No law even vaguely requires that sexual relations between two individuals should end in marriage. In other words, there is a zone of privacy, a Maginot line, beyond which public authorities cannot intrude. And unless the government is a theocracy, it has no business legislating morality, which is distinct and separate from legality, and I refuse to condemn anyone as immoral or amoral simply for engaging in a biological function outside the confines of marriage.
Marriage, however, changes things.
Article 68 of the Family Code stipulates: “The husband and wife are obliged to live together, observe mutual love, respect and fidelity, and render mutual help and support.”
Fidelity is the key word here.
A few days ago, the House Committee on Women and Gender Equality endorsed for plenary action a bill punishing sexual infidelity by married persons. House Bill 5734, entitled “An Act Defining the Crime of Sexual Infidelity, proposes to penalize men and women should they engage in sexual intercourse with people other than their spouses.
Previous Congresses introduced similar legislation, all of which intended to redress the gender imbalance found in current laws that pertain to marital infidelity.
Specifically, article 333 of the Revised Penal Code defines adultery as a crime that can be committed only by a married woman when she has sexual intercourse with a man other than her husband. However, a married man can never be charged with adultery regardless of the number of his one-night stands; he can only be charged with concubinage under article 334 of the RPC should he (1) keep a mistress in the conjugal dwelling; or (2) bang a woman not his wife under scandalous circumstances; or (3) co-habit with such a woman in some other place.
Lawyers agree that concubinage is much harder to prove than adultery because the latter requires only a single instance, whereas concubinage implies, especially in circumstances 1 and 3, a sort of continuing arrangement.
Not only that: adultery is punished more heavily than concubinage. Adultery is punishable by imprisonment of two years, four months and 1 day to six years; in contrast, concubinage is punishable by imprisonment of six months and one day to four years and two months.
The difference in treatment is often justified by the argument that a wife’s secret infidelity may introduce illegitimate children into a union and that no man should be obliged to support a child not his own. Like most flawed arguments, this one sounds perfectly reasonable except that when a man fathers an illegitimate child, good luck expecting him to support said spawn, in which case we can ask, where’s the logic in that?

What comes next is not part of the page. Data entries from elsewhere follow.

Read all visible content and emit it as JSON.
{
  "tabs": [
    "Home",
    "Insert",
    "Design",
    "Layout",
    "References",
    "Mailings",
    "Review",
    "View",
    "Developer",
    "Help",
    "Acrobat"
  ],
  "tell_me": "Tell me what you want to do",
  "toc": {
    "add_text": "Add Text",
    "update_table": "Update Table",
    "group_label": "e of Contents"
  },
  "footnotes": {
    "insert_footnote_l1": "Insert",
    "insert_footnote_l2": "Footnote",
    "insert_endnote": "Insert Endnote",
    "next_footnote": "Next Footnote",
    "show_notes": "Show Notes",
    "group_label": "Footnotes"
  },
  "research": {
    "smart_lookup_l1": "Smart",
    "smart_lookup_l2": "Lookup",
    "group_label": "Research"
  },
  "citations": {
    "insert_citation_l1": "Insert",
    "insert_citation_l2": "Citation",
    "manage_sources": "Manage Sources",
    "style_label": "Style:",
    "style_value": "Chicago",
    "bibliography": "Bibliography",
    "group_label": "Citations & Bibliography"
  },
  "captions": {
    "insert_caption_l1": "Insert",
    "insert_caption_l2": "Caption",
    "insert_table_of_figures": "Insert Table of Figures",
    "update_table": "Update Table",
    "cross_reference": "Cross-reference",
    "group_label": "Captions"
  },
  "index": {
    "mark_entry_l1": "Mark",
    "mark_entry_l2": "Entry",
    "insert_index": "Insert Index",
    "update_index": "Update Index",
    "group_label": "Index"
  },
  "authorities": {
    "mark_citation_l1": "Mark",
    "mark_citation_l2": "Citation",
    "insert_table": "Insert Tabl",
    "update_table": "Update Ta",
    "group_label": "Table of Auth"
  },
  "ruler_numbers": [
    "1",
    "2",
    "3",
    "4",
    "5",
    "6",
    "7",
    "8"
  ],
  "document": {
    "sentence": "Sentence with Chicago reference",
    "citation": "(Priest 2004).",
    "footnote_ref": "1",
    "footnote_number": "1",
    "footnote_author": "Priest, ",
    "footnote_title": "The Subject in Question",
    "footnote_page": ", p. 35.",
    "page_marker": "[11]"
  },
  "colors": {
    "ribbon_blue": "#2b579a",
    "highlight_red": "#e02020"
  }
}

But the law isn’t always logical -- or fair -- particularly old laws like the Revised Penal Code, which took effect 80 years ago. Though there have been attempts to correct the inequity, notably the Anti-Violence Against Women and their Children Act of 2004, which declares “marital infidelity” as a form of psychological abuse, the gender bias remains intact.
I’ve long suspected that the laws on adultery and concubinage are constitutionally infirm on the ground that they offend the equal protection clause, but so far, no constitutional challenge has been lodged against them.
And now here comes HB 5734, which seeks to declare that what is lethal for the goose should be equally lethal for the gander.
The wisdom behind laws is usually beyond anybody’s power to question, including the Supreme Court’s, but I think it’s a far simpler matter to seek the pronouncement of unconstitutionality of articles 333 and 334 rather than seek to pass new legislation, a circuitous and time-consuming process.
But apart from that, it’s useless to penalize extramarital infidelity even for the laudable purpose of supposedly equalizing how the law treats men and women.
Wouldn’t the purpose be better served by de-criminalizing marital infidelity altogether?
When something is de-criminalized, it doesn’t mean that the government is sanctioning the act or encouraging it, or in the case of adultery, that it is fomenting the destruction of the Filipino family.
People will cheat regardless of what the law says.
The fact is this: laws do not break up families; people do.